Sunday, September 23, 2012

Corvus Stone - Ice King

Corvus Stone
Ice King
Melodic Revolution Records

Corvus Stone are relative newcomers to the European progressive rock scene, with the formation of the Finnish/Swedish collaboration having only been together for less than a year. While the band themselves are a bit of an unknown entity, the members involved in this new project are anything but unknowns, with all of those involved having been involved in a variety of projects throughout the years. Although having released various bits and pieces of music over the last couple of months, ‘Ice King’ marks the first official release from Corvus Stone, and a true indication of what can be expected from the band’s upcoming self titled release (Which by all accounts, is due before the end of the year).
Prior to giving ‘Ice King’ a listen, I took the time to reacquaint myself with Corvus Stone’s earlier known recordings. And while the band had managed to throw together some interesting ideas in the studio, there was nothing that had emerged from the band that made me really sit up and take notice. So to be perfectly honest, I really wasn’t expecting too much from Corvus Stone’s latest effort. But I’m pleased to report that while my initial expectations for ‘Ice King’ were quite low, Corvus Stone had much a grander plan, and exceeded everything I thought possible from the band.
In the past, Corvus Stone (Who comprise of Colin Tench Project/BunChakeze/The Road To Avalon guitarist Colin Tench, ex-Lyijykomppania/Progeland/Saturn Twilight bassist Petri Lemmy Lindström and Psychedelic Eye keyboardist Pasi Koivu) have produced some great ideas and sounds, but nothing that came close to sounding like a complete song worthy of inclusion on an album. But with the assistance of The Road To Avalon/Minstrel's Ghost vocalist Blake Carpenter, and former Raven/Micah drummer George Robert Wolff, Corvus Stone have really found their sound.
‘Ice King’ is somewhat of a strange track to pin down in the sound sense. There’s an unmistakable feel of classic ‘70’s progressive rock within the song, but there’s also a touch of world music within the subtle acoustic guitar work and percussion that drifts in and out throughout the song. The build up of heavy guitar work provides a memorable high point around the latter half of the track; while Tench’s ever present echoed guitar sounds are executed with absolute finesse.
But while the individual performances are noteworthy, it’s the song as a whole that really wins me over. Despite the cold lyric themes, the haunting vocals of Carpenter and the minimal musical composition, it all comes together perfectly for the band.
It’s hard to make a true evaluation of what Corvus Stone will deliver over a full length effort based on one song, and even harder given their rather patchy mix of demos and instrumentals. But if ‘Ice King’ is any indication of what the band has in store, then it really does have the potential to be something special. Here’s hoping ‘Ice King’ isn’t a mere one-off.

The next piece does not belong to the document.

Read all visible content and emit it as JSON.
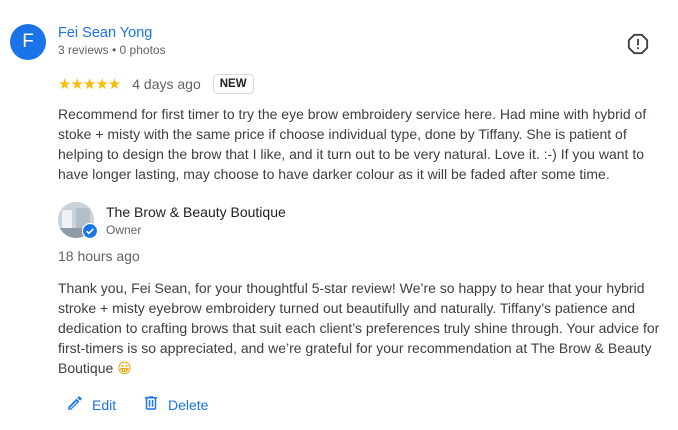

For more information on Corvus Stone, check out - http://www.facebook.com/corvusstone

© Justin Donnelly